> **Work item**
Would you find each line in the entries below with the string "outline" and copy it?

[[ Available data, beginning ]]

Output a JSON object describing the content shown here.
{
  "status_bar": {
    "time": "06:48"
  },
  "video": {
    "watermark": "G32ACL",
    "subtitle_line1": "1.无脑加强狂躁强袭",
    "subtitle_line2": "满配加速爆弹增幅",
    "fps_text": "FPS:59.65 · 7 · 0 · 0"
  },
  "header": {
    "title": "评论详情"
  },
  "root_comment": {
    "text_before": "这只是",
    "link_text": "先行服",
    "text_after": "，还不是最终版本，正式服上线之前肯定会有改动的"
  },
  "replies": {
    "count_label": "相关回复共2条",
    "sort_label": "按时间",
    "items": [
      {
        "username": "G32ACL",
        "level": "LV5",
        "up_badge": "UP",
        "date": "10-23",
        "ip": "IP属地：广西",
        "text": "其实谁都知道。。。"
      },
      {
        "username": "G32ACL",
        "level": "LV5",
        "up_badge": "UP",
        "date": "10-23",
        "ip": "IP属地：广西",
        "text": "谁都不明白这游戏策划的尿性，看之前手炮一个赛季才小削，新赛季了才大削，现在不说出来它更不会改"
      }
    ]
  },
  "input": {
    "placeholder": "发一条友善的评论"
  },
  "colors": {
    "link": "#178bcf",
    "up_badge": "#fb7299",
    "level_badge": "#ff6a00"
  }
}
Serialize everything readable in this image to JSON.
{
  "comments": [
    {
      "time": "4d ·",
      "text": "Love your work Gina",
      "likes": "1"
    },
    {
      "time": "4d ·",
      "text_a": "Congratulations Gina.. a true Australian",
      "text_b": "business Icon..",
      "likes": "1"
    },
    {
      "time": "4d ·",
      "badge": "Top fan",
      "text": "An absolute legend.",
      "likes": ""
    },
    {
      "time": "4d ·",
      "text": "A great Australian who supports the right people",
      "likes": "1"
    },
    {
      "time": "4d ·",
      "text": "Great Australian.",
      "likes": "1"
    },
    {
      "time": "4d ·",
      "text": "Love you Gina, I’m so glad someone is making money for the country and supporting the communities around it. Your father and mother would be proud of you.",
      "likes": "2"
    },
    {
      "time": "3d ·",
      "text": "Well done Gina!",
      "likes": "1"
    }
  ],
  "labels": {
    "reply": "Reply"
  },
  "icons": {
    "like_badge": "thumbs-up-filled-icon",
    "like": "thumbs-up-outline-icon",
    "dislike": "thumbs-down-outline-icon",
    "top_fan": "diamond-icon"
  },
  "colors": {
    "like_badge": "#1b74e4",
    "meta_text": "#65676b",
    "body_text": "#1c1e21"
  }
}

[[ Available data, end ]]

> **Worked solution**
    "like": "thumbs-up-outline-icon",
    "dislike": "thumbs-down-outline-icon",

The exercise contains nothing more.